• [ACTION ITEM]: Pull every line that holds the word "proxy" from the entries.

• [SUPPLIED INFORMATION]:
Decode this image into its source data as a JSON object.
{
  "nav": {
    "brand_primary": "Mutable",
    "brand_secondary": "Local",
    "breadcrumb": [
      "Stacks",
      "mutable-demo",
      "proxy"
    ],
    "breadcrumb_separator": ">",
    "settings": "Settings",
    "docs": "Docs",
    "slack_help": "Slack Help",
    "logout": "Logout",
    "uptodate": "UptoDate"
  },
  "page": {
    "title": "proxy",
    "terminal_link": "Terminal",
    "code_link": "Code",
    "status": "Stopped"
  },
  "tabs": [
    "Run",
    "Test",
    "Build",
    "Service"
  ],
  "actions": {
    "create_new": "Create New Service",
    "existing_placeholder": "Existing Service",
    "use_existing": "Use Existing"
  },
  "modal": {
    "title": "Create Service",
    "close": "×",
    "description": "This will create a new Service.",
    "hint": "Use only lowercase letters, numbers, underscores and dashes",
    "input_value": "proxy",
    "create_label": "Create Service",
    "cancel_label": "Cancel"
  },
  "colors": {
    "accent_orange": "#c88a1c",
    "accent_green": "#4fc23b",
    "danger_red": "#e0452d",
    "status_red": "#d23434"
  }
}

• [RESULT BELOW]:
      "proxy"
    "title": "proxy",
    "input_value": "proxy",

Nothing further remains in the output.